Cosmos’ closing lesson to Asunaro before Joro rejects her is that hard work alone isn’t enough to get rewarded with the desired results: in her case, Joro all to herself. As was explored in Fruits Basket more recently and many a romance before, a zero-sum game of love rarely succeeds. Even if Joro did love her, he’s going to hang out with other people and have his own life; that’s only healthy for both parties in a relationship.
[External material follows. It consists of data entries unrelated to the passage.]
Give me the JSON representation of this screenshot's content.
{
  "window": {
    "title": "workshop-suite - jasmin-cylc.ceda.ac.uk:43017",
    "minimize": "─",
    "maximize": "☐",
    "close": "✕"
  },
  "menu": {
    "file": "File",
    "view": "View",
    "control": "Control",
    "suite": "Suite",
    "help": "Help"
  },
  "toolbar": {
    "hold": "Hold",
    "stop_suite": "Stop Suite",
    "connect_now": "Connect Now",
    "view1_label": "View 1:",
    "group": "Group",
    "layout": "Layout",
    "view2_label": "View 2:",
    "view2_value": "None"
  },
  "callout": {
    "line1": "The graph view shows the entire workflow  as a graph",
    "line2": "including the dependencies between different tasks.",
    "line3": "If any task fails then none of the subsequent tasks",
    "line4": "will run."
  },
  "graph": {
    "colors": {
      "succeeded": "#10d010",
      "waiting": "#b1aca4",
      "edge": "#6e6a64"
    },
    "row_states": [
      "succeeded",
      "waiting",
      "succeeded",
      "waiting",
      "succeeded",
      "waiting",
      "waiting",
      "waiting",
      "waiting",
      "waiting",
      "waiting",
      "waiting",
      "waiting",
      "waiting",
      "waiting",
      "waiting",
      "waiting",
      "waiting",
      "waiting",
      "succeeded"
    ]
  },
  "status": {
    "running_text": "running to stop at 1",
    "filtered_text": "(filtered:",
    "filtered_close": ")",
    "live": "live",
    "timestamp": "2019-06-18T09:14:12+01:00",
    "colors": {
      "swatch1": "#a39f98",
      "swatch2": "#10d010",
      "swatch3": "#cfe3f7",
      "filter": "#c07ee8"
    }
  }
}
With Asunaro’s plot revealed (but only to Cosmos, Joro, and Sun), the Flower Dance continues unabated, and it was worth the wait. Himawari and Cosmos are positively resplendent in their gowns as they twirl across the stage with a tuxedo-ed Joro. His third dance partner is of course Pansy, and even cold-hearted Joro can’t help but be charmed by her ethereal beauty, as well of her reciting the meanings three of the many colors of pansies.

When the dance concludes, Asunaro is hard at work on her retraction, while Pansy is officially welcomed into the circle of friends Joro had been working to get her into all this time, whether intentionally or subconsciously. It’s also become clear that Cosmos has something of a thing for Joro, and isn’t nearly ready to surrender him to Pansy. Still, considering her lecture to Asunaro, she’ll go about it the right way.

Cautious Hero – 05 – Heaven Hath No Fury Like a Goddess Scorned

With Mash all healed up and Seiya agreeing to let him and Eruru carry his stuff, Rista deems it time to head to the Dragon’s Den to recover a powerful new weapon. Seiya insists on making a stop to the Divine Realm first so that his new assistants can train a bit. After the torture of Seiya, Cerecus is happy to have a normal student in Mash, though Eruru doesn’ t make any progress with the fire goddess Hestiaca.

As for Seiya himself, he almost starts a fight he might not be able to win with goddess of destruction Valkyrie; thankfully Aria is there to calm the “exhibitionist” down. Instead, she introduces Seiya to the war goddess Adenela, whose disheveled appearance gets more and more girly as she falls deeper into love with him, only to be callously rejected, sending her into a fit of rage. Thus, Seiya has now proven a “goddess-killer” in two very distinct ways.

Seiya says sayonara to the Divine Realm, and the party begins their first real quest together, to the Dragon’s Den. Rista learns the hard way that he won’t let her peek at his true levels (the fake-out “1’s” even turn and poke her in the eye!). Mash and Eruru may be useful insofar as they can sense when they’re getting closer due to their dragon blood, but Seiya doesn’t let them actually fight any monsters on the way.

Instead, he simply relies on his “Automatic Phoenix” to instantly destroy any monsters under Level 30 within a certain radius. Mash can’t get close to any monsters, and the Phoenix even rudely knocks down one of Eruru’s fire arrows! Just when the two dragonkin think they can be of help by opening the gate to the den, Seiya simply smashes through it with his sword.

Inside they find a magical circle, and after Seiya tests it on a lizard (bemusing the people on the other side), the party uses it to transport to the remote Dragon Village. There they meet the…ahem, Mother of Dragons Leviae, who shows Mash how to turn into a dragon to boost his levels.

When Eruru asks if she can do the same, Leviae casually tells her that won’t be necessary, because she has a different role: that of Igzasion, the mightiest of weapons. That, of course, means sacrificing her life, something clearly Eruru doesn’t want. As for Seiya, his stone face doesn’t give away much, but could it be he wouldn’t be particularly enthused about Eruru dying?